#### INPUT FOR THIS TASK
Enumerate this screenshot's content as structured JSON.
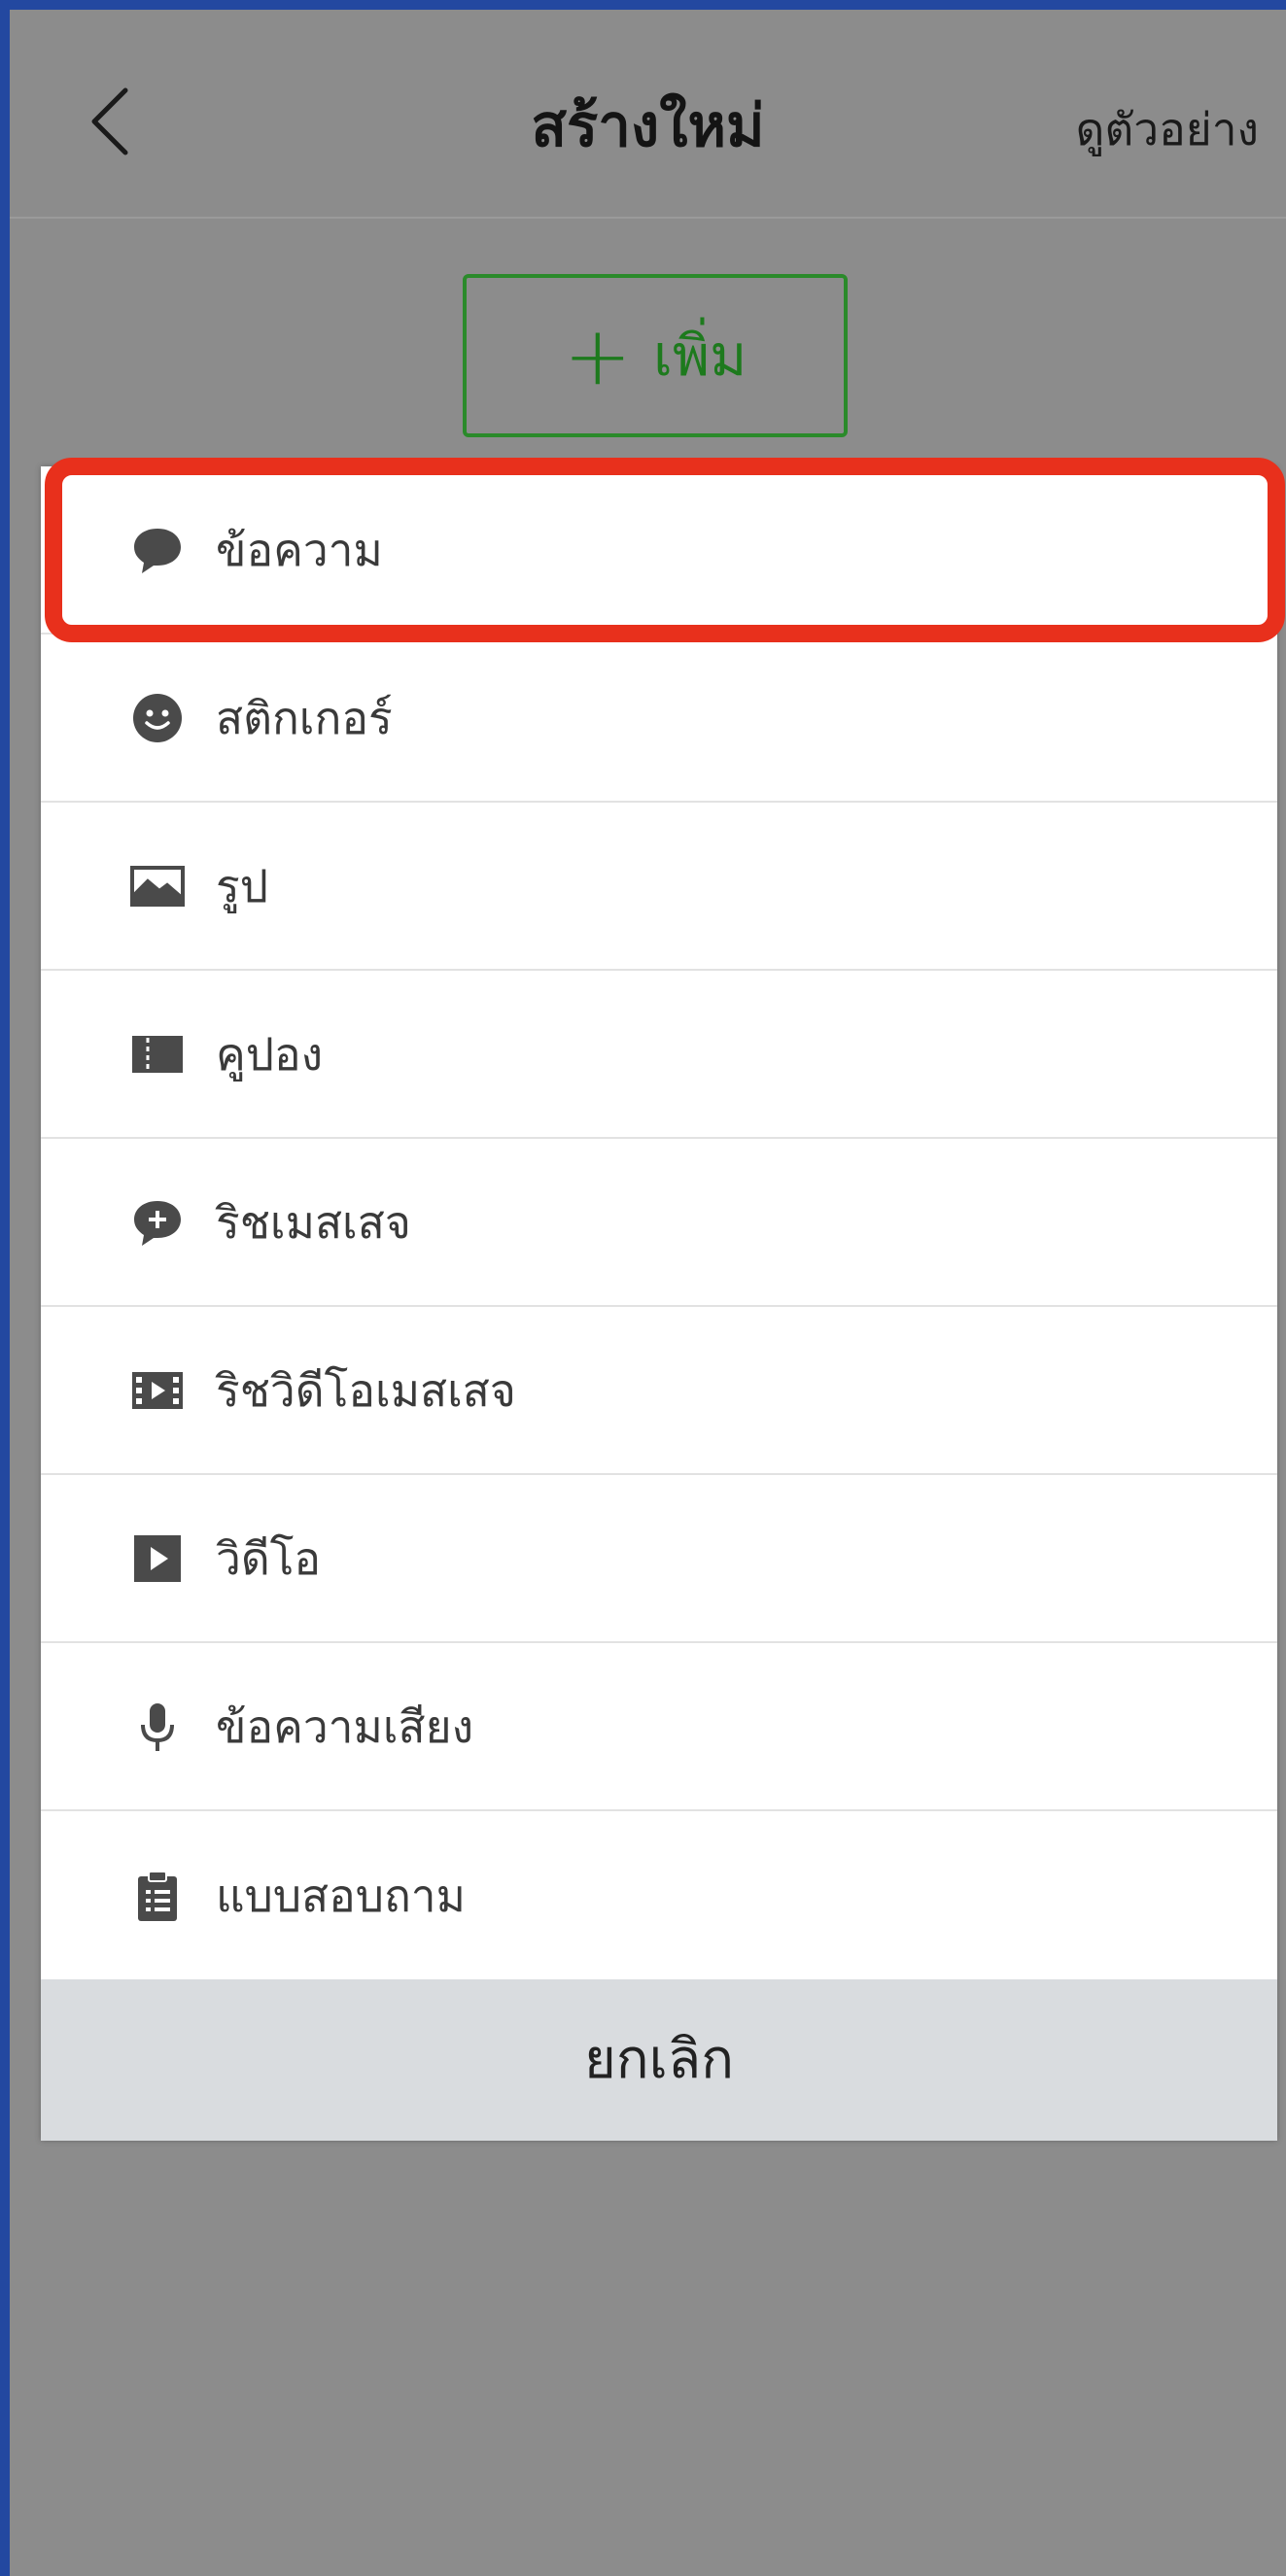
{
  "header": {
    "title": "สร้างใหม่",
    "preview_label": "ดูตัวอย่าง",
    "back_icon": "chevron-left-icon"
  },
  "add_button": {
    "plus": "+",
    "label": "เพิ่ม",
    "color": "#1d7a1d"
  },
  "menu": {
    "items": [
      {
        "label": "ข้อความ",
        "icon": "speech-bubble-icon"
      },
      {
        "label": "สติกเกอร์",
        "icon": "smiley-icon"
      },
      {
        "label": "รูป",
        "icon": "image-icon"
      },
      {
        "label": "คูปอง",
        "icon": "coupon-icon"
      },
      {
        "label": "ริชเมสเสจ",
        "icon": "rich-message-icon"
      },
      {
        "label": "ริชวิดีโอเมสเสจ",
        "icon": "film-icon"
      },
      {
        "label": "วิดีโอ",
        "icon": "play-icon"
      },
      {
        "label": "ข้อความเสียง",
        "icon": "microphone-icon"
      },
      {
        "label": "แบบสอบถาม",
        "icon": "clipboard-icon"
      }
    ],
    "cancel_label": "ยกเลิก"
  },
  "colors": {
    "overlay": "#8c8c8c",
    "highlight": "#e8301c",
    "frame": "#2348a0",
    "icon": "#4a4a4a"
  }
}
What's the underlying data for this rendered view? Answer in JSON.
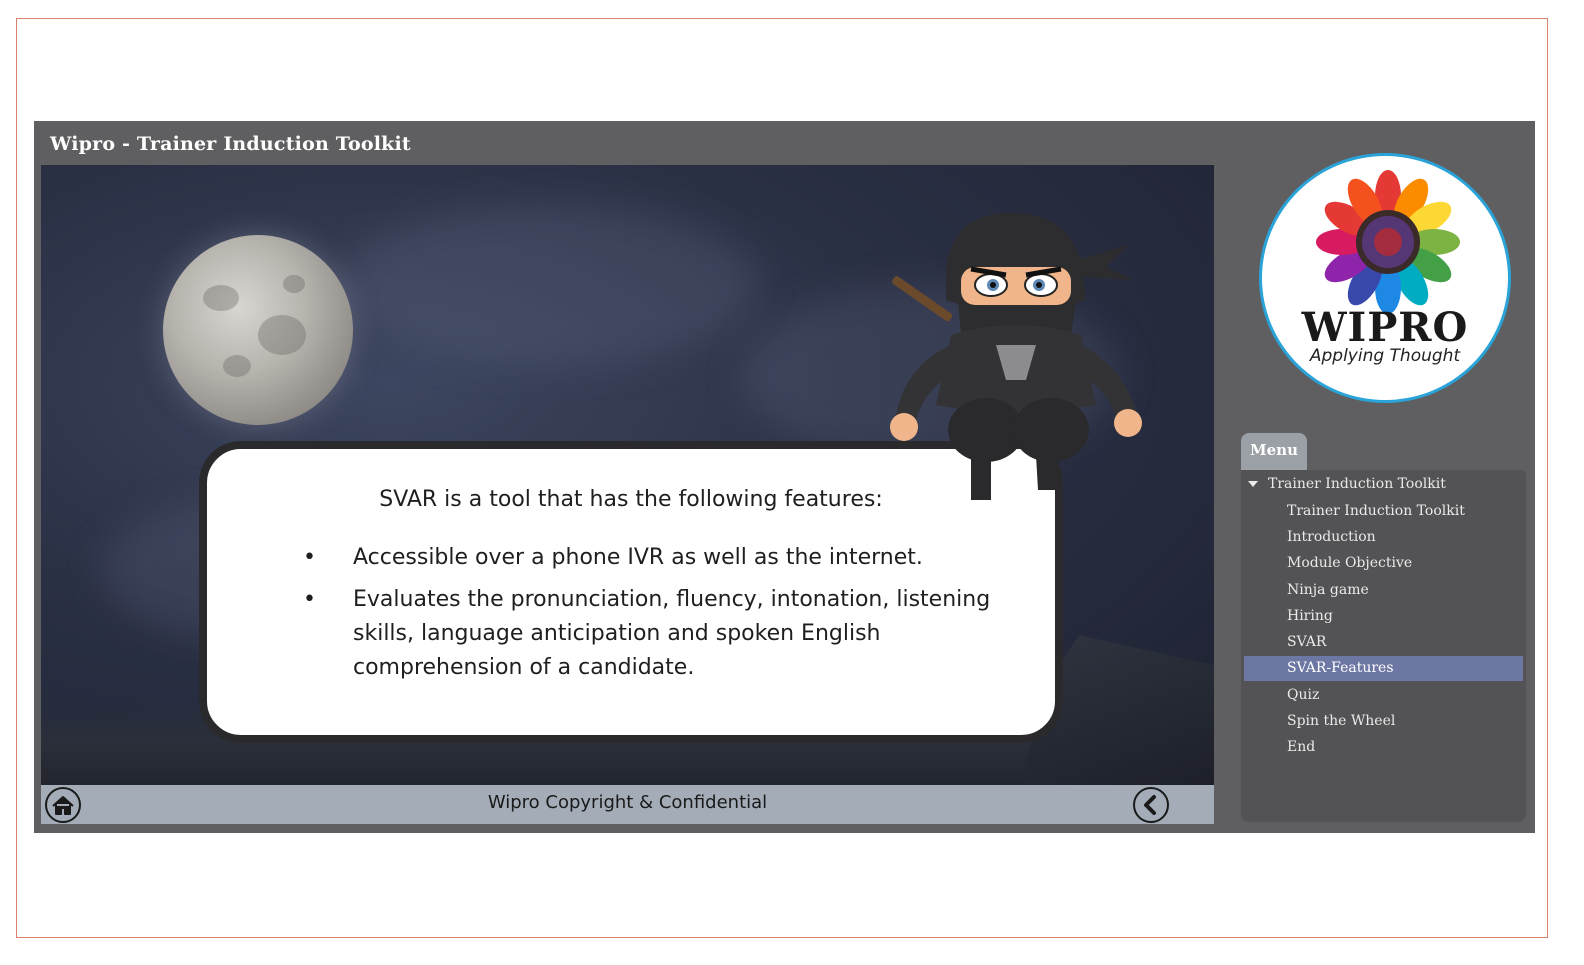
{
  "window": {
    "title": "Wipro - Trainer Induction Toolkit"
  },
  "slide": {
    "heading": "SVAR is a tool that has the following features:",
    "bullets": [
      "Accessible over a phone IVR as well as the internet.",
      "Evaluates the pronunciation, fluency, intonation, listening skills, language anticipation and spoken English comprehension of a candidate."
    ],
    "bullet_char": "•"
  },
  "footer": {
    "text": "Wipro Copyright & Confidential"
  },
  "logo": {
    "name": "WIPRO",
    "tagline": "Applying Thought"
  },
  "menu": {
    "tab_label": "Menu",
    "root": "Trainer Induction Toolkit",
    "items": [
      "Trainer Induction Toolkit",
      "Introduction",
      "Module Objective",
      "Ninja game",
      "Hiring",
      "SVAR",
      "SVAR-Features",
      "Quiz",
      "Spin the Wheel",
      "End"
    ],
    "active": "SVAR-Features"
  },
  "colors": {
    "player_bg": "#5f5f61",
    "footer_bg": "#a3acb7",
    "menu_active": "#6d77a4",
    "logo_ring": "#2aa3d8"
  },
  "icons": {
    "home": "home-icon",
    "back": "chevron-left-icon"
  }
}
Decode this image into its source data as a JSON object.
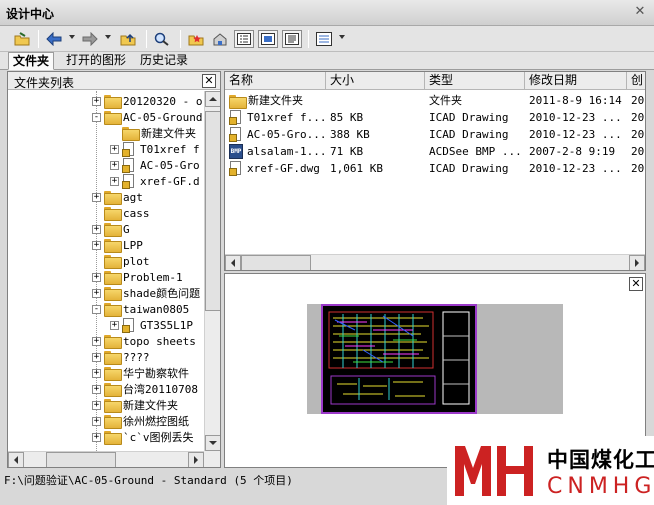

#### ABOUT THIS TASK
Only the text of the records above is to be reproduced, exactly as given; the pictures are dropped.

#### ANSWER BELOW
Enumerate this screenshot's content as structured JSON.
{
  "header": {
    "title": "สร้างใหม่",
    "preview_label": "ดูตัวอย่าง",
    "back_icon": "chevron-left-icon"
  },
  "add_button": {
    "plus": "+",
    "label": "เพิ่ม",
    "color": "#1d7a1d"
  },
  "menu": {
    "items": [
      {
        "label": "ข้อความ",
        "icon": "speech-bubble-icon"
      },
      {
        "label": "สติกเกอร์",
        "icon": "smiley-icon"
      },
      {
        "label": "รูป",
        "icon": "image-icon"
      },
      {
        "label": "คูปอง",
        "icon": "coupon-icon"
      },
      {
        "label": "ริชเมสเสจ",
        "icon": "rich-message-icon"
      },
      {
        "label": "ริชวิดีโอเมสเสจ",
        "icon": "film-icon"
      },
      {
        "label": "วิดีโอ",
        "icon": "play-icon"
      },
      {
        "label": "ข้อความเสียง",
        "icon": "microphone-icon"
      },
      {
        "label": "แบบสอบถาม",
        "icon": "clipboard-icon"
      }
    ],
    "cancel_label": "ยกเลิก"
  },
  "colors": {
    "overlay": "#8c8c8c",
    "highlight": "#e8301c",
    "frame": "#2348a0",
    "icon": "#4a4a4a"
  }
}
What's the underlying data for this rendered view? Answer in JSON.
{
  "window": {
    "title": "Wipro - Trainer Induction Toolkit"
  },
  "slide": {
    "heading": "SVAR is a tool that has the following features:",
    "bullets": [
      "Accessible over a phone IVR as well as the internet.",
      "Evaluates the pronunciation, fluency, intonation, listening skills, language anticipation and spoken English comprehension of a candidate."
    ],
    "bullet_char": "•"
  },
  "footer": {
    "text": "Wipro Copyright & Confidential"
  },
  "logo": {
    "name": "WIPRO",
    "tagline": "Applying Thought"
  },
  "menu": {
    "tab_label": "Menu",
    "root": "Trainer Induction Toolkit",
    "items": [
      "Trainer Induction Toolkit",
      "Introduction",
      "Module Objective",
      "Ninja game",
      "Hiring",
      "SVAR",
      "SVAR-Features",
      "Quiz",
      "Spin the Wheel",
      "End"
    ],
    "active": "SVAR-Features"
  },
  "colors": {
    "player_bg": "#5f5f61",
    "footer_bg": "#a3acb7",
    "menu_active": "#6d77a4",
    "logo_ring": "#2aa3d8"
  },
  "icons": {
    "home": "home-icon",
    "back": "chevron-left-icon"
  }
}
Decode this image into its source data as a JSON object.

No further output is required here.